I ran the Oulton Park Half Marathon in Feb. What I recommend in this article is a way of training that worked for me. Give it a go.
At the start of your training, run a half marathon (or as long as you can until you fatigue) and record how long you ran and how far. Remember that this time and distance will be the worst one that you will record because from here you can only get better as you will train hard and aim to improve it.
I did a mix of short distance, medium distance and long distance runs.
- My short distant runs consisted of 10k (6.2miles) and was done like a time trial.

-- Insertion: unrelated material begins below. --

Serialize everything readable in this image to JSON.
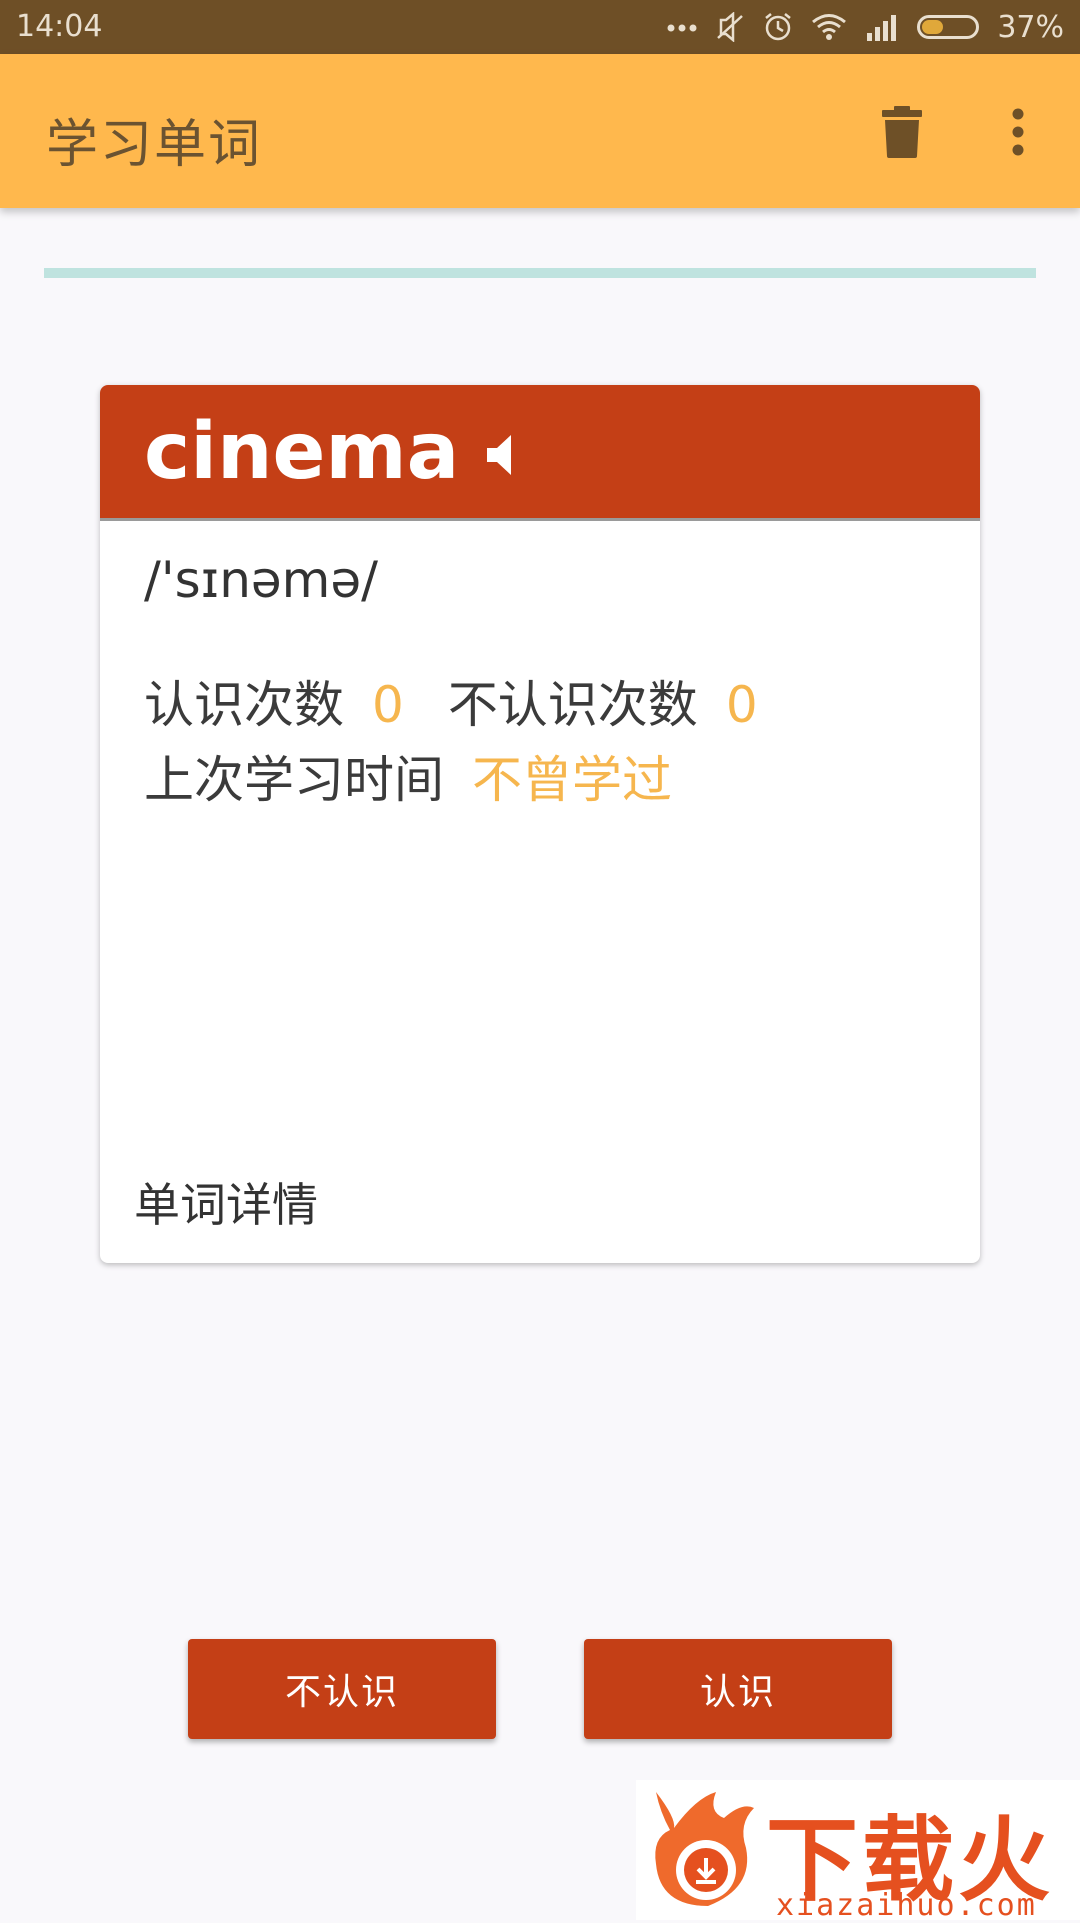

- My middle distance runs would consist of 10 miles. For these runs, my pace would be slightly slower than my short distance runs.
- My long distance runs were the full 13.1 miles of a half marathon.
I trained 4 times a week. Every two weeks, I did a long distance run.
Here is an example of my training plan:
First week: 1 long distant run. 2 short distant runs. 1 middle distant run.
Second week: 2 short distant runs. 2 middle distant runs.
Third week: 1 long distant run. 2 short distant runs. 1 middle distant run.
Fourth week: 2 short distant runs. 2 middle distant runs.
Fifth week: 1 long distant run. 2 short distant runs. 1 middle distant run.
The short and middle sessions will improve your cardiovascular endurance levels, so that when you do the half marathon it will feel a lot easier than when you first began. Remember to record your runs so that you can see if you are improving or at what points you tend to slow down (you can do this using the Nike+ app or a fitness watch such as the Fitbit Charge 2).
On the week leading up to the half marathon, I did a mix of middle distant and short distant runs as i didn’t want to put an extra strain on my body leading up to the run. Give it a go!